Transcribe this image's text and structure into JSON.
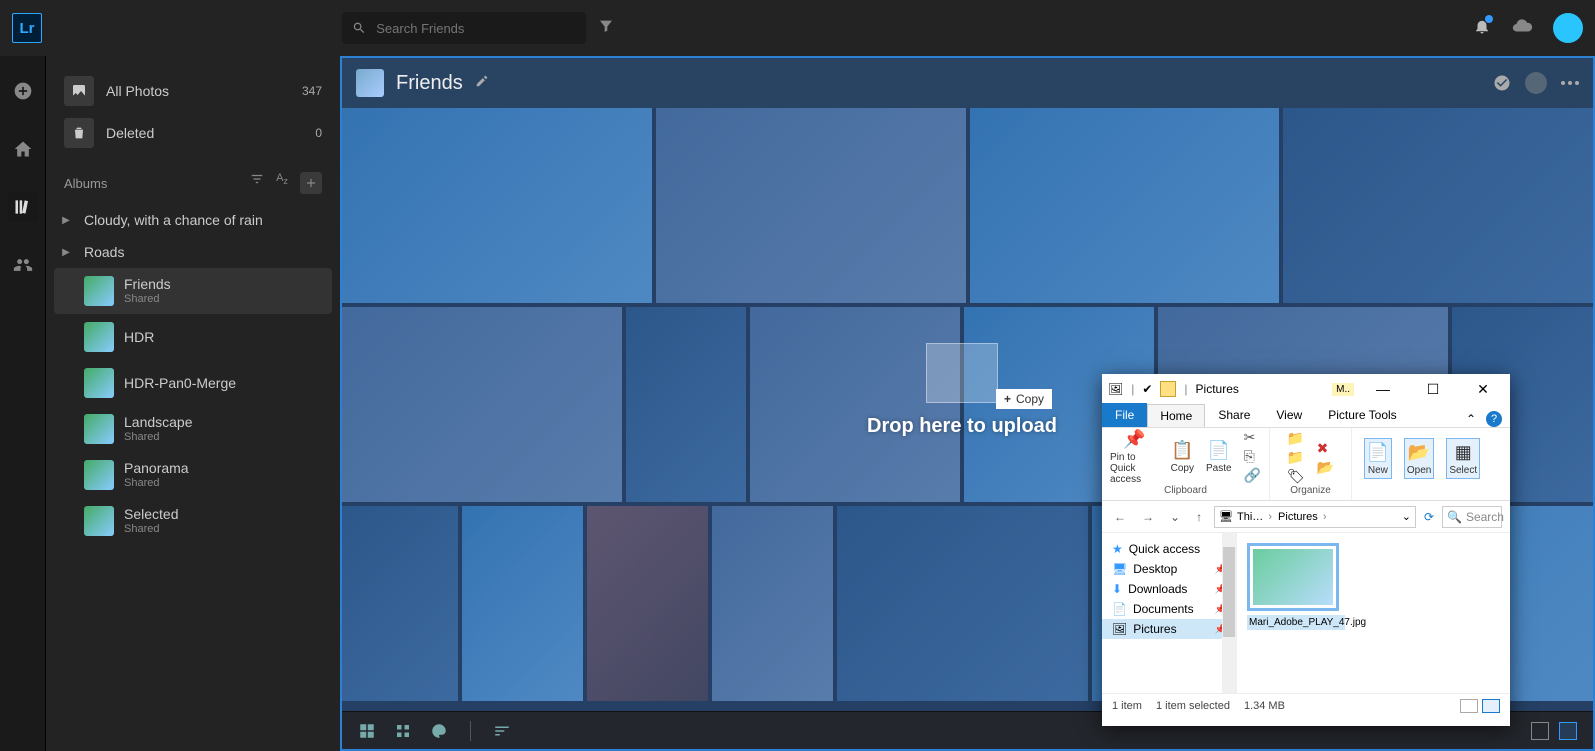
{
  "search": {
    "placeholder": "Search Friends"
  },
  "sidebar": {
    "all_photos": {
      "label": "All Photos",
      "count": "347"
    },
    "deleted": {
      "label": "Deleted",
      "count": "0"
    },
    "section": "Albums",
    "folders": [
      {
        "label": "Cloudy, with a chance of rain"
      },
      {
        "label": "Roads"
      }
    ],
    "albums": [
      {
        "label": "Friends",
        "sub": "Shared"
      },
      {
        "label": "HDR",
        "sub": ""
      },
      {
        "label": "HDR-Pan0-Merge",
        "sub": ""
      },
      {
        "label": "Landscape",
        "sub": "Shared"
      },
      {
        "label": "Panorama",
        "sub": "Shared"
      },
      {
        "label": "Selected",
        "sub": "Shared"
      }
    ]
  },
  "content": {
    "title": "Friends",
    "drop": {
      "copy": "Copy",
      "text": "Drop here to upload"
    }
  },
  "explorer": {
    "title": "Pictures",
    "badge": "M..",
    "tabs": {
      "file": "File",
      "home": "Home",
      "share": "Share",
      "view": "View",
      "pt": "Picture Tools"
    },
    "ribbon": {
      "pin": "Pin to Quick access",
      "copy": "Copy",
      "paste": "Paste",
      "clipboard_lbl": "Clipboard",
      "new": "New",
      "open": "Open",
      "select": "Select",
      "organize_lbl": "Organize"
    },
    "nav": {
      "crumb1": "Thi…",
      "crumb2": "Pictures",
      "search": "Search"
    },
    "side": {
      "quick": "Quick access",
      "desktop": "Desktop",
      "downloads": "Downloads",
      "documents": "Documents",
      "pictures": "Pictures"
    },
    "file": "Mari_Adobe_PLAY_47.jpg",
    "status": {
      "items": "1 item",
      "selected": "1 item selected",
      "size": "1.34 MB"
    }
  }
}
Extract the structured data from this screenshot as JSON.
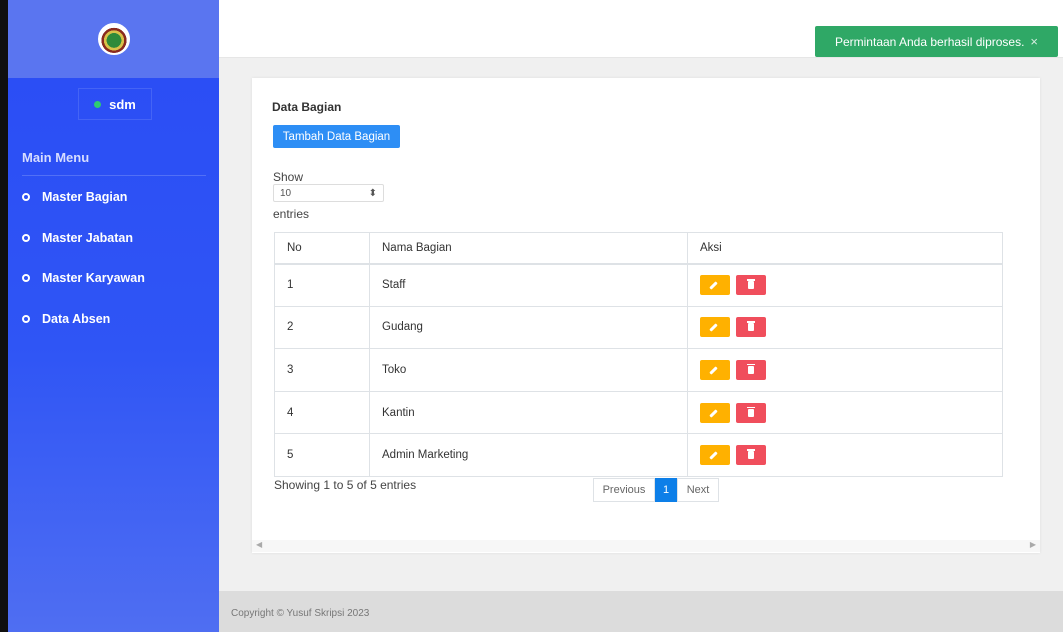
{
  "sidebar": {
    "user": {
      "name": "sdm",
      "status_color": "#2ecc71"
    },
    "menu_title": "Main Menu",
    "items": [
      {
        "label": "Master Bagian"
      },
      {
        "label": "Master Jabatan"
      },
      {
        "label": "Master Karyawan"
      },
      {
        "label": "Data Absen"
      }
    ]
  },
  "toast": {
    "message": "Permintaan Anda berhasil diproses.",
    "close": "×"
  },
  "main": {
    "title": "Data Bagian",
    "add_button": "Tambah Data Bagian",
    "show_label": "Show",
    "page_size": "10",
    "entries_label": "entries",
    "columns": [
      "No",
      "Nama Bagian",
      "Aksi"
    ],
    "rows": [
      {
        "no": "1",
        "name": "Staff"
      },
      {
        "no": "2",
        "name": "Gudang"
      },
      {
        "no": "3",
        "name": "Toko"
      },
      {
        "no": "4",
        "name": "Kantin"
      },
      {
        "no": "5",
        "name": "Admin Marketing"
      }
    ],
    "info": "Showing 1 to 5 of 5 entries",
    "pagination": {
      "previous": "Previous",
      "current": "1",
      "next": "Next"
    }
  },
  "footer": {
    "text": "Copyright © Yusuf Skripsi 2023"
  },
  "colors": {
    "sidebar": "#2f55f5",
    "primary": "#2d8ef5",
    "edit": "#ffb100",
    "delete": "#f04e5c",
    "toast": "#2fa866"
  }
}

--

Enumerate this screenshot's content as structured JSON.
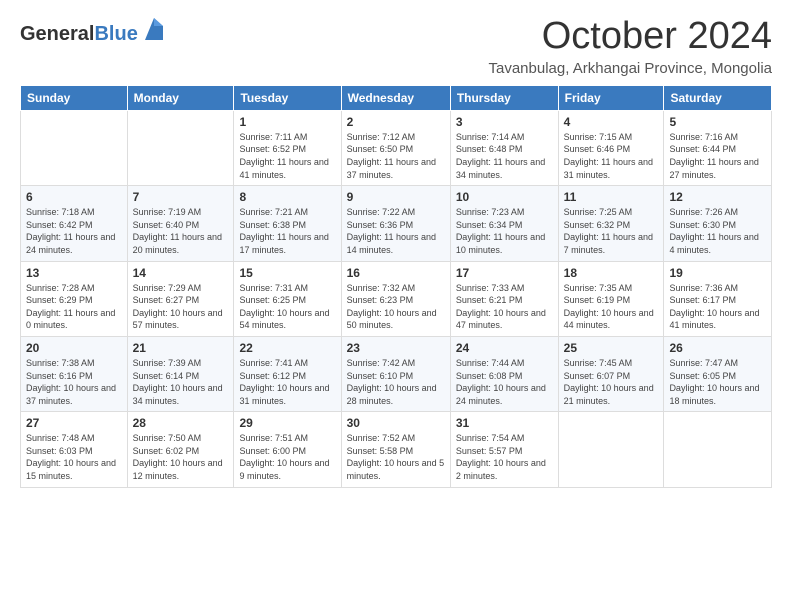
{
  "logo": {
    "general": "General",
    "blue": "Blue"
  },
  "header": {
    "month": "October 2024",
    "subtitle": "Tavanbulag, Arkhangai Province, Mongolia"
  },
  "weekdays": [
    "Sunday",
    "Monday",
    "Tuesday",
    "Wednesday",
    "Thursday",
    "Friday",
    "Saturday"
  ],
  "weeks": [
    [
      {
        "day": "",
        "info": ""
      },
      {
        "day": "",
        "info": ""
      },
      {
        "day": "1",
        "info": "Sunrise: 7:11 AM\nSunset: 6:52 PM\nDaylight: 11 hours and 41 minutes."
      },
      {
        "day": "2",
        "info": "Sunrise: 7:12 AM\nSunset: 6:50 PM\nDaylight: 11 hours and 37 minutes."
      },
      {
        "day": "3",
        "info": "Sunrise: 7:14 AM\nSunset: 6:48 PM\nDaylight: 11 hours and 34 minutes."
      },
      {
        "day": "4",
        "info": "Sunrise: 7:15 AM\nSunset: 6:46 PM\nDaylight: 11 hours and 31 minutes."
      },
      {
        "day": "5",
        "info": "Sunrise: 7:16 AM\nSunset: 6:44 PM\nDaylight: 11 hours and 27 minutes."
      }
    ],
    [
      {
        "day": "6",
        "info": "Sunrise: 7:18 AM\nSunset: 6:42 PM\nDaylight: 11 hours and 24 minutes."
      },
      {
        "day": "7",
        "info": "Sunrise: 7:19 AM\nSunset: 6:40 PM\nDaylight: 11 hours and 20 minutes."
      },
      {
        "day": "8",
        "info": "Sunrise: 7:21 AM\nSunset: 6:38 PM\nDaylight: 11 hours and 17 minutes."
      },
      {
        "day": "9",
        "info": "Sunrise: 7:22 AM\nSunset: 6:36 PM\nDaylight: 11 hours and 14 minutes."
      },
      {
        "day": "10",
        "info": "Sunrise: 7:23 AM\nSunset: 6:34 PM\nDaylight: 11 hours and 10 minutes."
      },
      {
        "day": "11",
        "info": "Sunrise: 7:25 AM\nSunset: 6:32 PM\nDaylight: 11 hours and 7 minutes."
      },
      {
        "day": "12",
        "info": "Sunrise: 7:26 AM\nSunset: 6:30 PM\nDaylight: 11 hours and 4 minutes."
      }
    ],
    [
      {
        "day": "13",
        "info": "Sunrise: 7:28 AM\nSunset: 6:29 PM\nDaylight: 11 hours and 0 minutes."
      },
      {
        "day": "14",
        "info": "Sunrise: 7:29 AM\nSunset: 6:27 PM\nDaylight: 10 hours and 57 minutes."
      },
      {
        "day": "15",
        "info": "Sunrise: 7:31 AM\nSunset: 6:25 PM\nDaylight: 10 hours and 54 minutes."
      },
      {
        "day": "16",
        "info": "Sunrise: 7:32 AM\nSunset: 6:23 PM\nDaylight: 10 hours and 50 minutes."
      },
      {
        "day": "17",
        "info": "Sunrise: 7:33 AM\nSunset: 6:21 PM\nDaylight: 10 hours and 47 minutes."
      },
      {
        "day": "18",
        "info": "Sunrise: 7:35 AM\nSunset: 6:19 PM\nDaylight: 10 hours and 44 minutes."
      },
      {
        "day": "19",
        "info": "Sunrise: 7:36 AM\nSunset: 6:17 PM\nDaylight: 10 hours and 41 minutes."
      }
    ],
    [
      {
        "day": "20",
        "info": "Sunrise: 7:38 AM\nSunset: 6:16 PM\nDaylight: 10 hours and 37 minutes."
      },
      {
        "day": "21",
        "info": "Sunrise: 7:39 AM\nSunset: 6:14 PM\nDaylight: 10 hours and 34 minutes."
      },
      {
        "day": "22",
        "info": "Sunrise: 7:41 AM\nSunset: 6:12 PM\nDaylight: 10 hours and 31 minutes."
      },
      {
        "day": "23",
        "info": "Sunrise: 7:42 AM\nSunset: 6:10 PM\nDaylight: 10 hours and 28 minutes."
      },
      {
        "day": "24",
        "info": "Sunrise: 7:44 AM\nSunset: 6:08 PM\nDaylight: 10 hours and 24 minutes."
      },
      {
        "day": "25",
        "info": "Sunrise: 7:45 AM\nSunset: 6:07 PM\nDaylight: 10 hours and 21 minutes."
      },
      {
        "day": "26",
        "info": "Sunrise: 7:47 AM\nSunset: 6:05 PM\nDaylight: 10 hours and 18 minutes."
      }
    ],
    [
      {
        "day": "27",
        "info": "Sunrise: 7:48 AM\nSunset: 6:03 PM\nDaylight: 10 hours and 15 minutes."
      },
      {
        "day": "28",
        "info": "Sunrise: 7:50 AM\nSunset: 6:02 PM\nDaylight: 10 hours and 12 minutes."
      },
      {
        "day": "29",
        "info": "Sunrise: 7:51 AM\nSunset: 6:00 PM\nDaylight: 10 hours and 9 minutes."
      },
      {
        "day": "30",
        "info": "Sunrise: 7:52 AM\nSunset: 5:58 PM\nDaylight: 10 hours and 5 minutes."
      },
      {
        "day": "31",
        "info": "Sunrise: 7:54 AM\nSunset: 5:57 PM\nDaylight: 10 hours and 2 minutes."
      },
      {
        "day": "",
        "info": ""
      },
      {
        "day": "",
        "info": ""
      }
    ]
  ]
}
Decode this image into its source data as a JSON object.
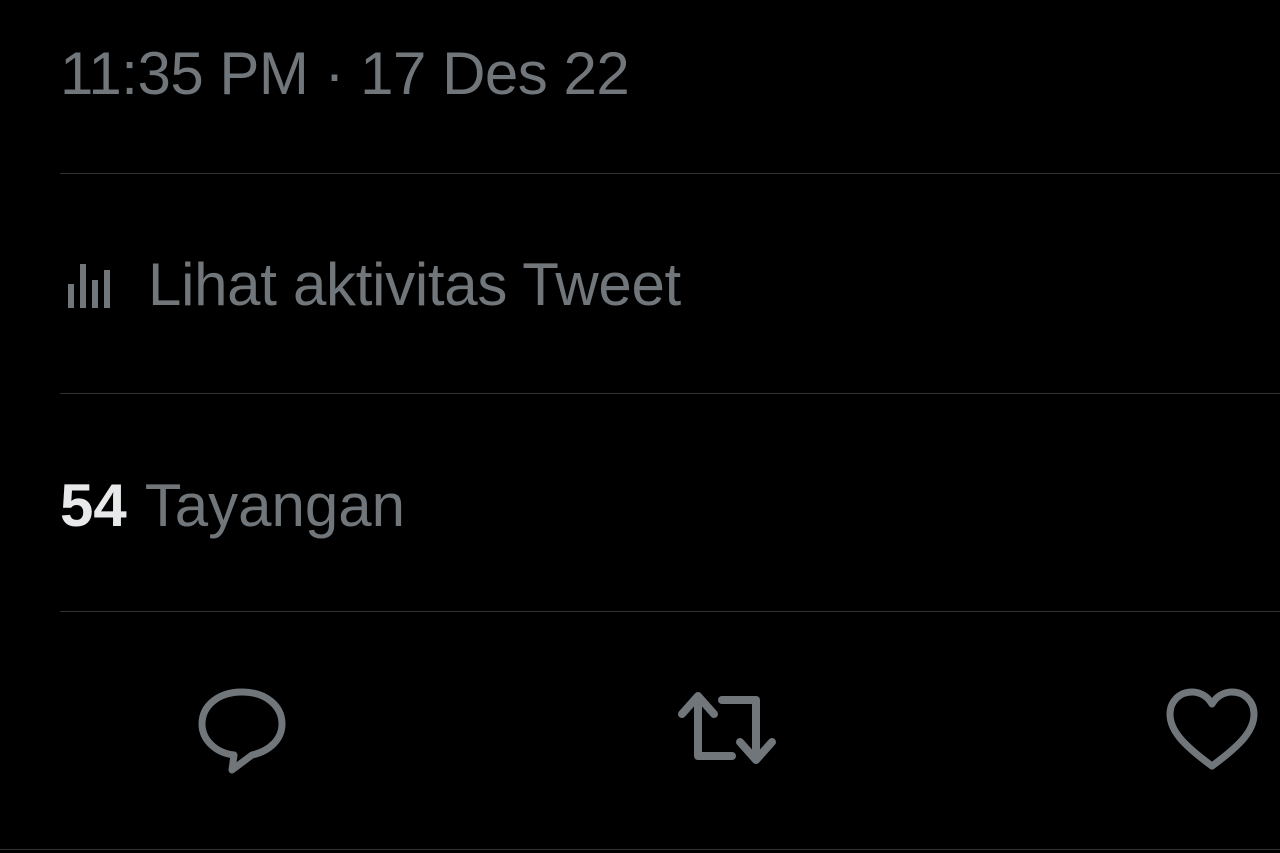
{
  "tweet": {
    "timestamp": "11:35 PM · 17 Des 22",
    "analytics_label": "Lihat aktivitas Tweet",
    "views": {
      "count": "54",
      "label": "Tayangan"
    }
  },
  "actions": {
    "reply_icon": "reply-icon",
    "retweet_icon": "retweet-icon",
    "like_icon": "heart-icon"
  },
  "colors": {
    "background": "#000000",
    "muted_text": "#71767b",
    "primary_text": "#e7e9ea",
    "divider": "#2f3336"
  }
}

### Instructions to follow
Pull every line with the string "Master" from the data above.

### Response below
        "label": "Master Bagian"
        "label": "Master Jabatan"
        "label": "Master Karyawan"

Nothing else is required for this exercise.